Lessons Learned

1) Inexpensive product options can pay off. In fact, I think almost all of my profit from this show can be attributed to card sales. Without them, I think I would have only broke even on the show.

2) Local shots pay off. To reclassify things another way, I could also say that all of my profits were attributable to the sunset photos we took Friday night. Of course, it's difficult to say how many of those sales were due to it being local and how many were due to it being something people experienced firsthand and wanted to have a memory of. I guess I'll figure out the answer when I see how well the same print sells at the show next year.

3) Research the local area better to find out what items are big attractions and might sell better. I discovered that there is a very popular tall ship that has merchandise in all of the gift shops and sells pretty well. Had I known, I would have taken pictures of it ahead of time.

4) Related to the previous item, after you research the area, make plans to go there ahead of time and collect some local photos to sell at the show. I planned to do this around setting up the booth and at night after the show ended Saturday. With everything else going in, there wasn't time to do that outside of catching the sunset.

5) I'm getting a little better at being a salesman. In a few instances, I was able to talk people into buying a $5 card they seemed ready to walk away without. Not a major accomplishment, but it's definitely a start.

6) I need to fill out my card collection some more. I only picked what I felt were my best photos to turn into cards. However, on several occasions, I had someone ask me about a particular scene which I've photographed but not had in my card collection. The card collection is the perfect place for carrying all of those obscure shots that aren't worthwhile to carry in your enlarged print collection.
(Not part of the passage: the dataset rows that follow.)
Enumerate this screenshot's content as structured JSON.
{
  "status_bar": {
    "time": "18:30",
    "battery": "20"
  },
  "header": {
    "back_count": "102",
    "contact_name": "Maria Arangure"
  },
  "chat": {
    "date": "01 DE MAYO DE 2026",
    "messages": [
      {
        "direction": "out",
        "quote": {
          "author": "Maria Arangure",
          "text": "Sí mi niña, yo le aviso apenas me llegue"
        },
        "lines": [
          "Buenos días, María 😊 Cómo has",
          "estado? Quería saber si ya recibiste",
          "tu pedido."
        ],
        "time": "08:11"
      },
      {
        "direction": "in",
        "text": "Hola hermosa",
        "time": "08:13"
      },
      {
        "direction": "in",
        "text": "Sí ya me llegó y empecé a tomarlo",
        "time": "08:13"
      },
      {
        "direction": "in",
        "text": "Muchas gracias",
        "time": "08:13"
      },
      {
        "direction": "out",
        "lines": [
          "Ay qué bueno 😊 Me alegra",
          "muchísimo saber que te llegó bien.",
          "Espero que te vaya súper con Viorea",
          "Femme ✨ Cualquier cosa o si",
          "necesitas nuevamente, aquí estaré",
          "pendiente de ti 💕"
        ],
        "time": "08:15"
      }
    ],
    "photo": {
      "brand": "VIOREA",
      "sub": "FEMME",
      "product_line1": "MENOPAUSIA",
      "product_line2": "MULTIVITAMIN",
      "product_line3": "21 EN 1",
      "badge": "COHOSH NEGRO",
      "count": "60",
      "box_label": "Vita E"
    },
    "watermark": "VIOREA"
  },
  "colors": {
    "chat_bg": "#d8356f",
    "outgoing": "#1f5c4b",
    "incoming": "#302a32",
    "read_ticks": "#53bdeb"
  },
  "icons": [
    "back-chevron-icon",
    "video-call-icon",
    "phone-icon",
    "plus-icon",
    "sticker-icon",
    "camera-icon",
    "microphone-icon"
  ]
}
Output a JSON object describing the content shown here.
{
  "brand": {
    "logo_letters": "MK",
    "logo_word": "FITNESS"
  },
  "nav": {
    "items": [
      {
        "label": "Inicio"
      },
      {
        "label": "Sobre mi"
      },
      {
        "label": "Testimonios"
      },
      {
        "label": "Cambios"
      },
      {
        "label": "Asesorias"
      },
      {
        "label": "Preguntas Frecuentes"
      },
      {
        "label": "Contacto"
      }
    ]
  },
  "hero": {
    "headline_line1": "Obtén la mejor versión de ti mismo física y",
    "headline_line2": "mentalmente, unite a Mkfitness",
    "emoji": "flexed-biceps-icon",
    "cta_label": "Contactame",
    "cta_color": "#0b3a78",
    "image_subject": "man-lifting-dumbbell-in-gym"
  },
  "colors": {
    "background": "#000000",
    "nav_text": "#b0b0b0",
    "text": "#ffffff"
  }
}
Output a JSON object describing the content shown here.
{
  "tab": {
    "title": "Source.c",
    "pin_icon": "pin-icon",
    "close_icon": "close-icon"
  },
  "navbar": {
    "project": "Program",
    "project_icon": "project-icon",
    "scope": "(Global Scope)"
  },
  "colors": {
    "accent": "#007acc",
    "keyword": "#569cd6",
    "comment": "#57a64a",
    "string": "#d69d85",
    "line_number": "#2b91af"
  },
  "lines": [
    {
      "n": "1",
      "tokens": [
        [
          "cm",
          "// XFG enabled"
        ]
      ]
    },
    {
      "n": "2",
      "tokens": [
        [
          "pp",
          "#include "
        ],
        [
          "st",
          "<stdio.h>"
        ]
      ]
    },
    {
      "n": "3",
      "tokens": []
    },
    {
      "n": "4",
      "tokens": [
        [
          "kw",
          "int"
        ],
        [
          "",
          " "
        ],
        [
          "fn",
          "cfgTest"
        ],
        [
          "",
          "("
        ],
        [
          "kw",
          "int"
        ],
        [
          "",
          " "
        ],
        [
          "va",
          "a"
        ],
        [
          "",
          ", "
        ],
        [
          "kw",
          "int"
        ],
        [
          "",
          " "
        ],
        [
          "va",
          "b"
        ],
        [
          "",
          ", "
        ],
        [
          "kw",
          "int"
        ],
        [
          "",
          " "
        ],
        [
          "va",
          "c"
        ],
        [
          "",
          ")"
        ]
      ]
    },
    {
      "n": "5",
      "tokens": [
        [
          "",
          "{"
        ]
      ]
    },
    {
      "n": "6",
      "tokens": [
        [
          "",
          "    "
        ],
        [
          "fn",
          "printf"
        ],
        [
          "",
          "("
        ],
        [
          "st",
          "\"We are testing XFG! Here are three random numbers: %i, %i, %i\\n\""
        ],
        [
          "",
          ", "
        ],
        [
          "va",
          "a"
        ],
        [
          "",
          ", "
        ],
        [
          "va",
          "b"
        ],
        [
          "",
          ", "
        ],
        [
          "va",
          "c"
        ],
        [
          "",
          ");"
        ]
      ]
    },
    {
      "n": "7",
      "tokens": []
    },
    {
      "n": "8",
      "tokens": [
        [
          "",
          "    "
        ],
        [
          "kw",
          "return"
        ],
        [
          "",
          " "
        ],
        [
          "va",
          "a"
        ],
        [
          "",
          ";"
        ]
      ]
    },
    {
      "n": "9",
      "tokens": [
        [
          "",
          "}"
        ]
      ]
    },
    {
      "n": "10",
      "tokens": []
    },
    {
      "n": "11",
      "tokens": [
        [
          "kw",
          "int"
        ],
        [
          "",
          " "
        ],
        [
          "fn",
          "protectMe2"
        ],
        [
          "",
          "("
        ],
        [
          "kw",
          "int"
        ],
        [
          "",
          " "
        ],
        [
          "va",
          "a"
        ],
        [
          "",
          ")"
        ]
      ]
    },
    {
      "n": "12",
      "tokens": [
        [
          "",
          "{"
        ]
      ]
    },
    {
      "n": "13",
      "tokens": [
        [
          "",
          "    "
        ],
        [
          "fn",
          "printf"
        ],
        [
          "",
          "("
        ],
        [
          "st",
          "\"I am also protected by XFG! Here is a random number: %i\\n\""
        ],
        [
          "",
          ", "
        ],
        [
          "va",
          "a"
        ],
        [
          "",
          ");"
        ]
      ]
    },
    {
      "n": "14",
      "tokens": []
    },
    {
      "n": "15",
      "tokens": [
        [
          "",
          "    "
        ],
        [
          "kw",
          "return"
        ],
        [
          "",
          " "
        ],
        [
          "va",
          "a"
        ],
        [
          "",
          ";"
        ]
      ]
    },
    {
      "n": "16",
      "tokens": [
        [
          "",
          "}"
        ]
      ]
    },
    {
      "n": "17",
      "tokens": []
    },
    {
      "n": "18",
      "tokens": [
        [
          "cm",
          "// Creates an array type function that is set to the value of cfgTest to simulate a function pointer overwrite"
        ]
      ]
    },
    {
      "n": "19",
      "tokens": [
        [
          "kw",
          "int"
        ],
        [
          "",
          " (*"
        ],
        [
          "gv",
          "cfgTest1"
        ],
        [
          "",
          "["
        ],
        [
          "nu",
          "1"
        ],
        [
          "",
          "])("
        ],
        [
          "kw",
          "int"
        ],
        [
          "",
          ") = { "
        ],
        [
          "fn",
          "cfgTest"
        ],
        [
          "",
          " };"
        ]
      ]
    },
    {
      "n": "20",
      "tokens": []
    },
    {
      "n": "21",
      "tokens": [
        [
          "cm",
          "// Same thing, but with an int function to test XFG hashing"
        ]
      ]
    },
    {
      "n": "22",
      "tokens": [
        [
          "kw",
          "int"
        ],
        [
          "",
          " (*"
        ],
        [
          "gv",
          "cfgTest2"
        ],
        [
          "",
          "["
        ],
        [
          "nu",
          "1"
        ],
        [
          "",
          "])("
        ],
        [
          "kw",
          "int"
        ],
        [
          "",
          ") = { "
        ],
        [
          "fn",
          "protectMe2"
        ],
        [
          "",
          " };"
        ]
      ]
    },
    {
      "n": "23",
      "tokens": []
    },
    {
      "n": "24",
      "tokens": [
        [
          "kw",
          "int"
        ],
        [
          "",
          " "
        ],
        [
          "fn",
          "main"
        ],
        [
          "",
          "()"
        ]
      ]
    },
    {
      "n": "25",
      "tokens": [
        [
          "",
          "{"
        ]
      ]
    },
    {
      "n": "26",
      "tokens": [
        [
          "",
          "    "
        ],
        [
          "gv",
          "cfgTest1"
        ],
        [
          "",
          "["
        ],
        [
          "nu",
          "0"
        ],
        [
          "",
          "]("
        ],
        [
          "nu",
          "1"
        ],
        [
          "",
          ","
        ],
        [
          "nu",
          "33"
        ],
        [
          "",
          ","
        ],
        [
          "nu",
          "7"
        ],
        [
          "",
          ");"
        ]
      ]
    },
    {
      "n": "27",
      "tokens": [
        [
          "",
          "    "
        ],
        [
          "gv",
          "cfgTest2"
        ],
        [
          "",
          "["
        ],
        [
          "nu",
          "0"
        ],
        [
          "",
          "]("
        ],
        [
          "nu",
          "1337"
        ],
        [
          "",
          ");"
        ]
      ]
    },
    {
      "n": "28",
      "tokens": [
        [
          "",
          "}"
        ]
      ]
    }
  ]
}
7) I need to find a better way to organize my cards. People look at them and assume each bin has all the same cards. Very few people look behind to see there is a variety of cards (3 to 6) in each bin. I partially resolved this on Sunday when I added little tags to each card bin saying "In this bin: location X, location Y, location Z". Adding those tags helped quite a bit, but it could still probably be made more obvious. here to read more!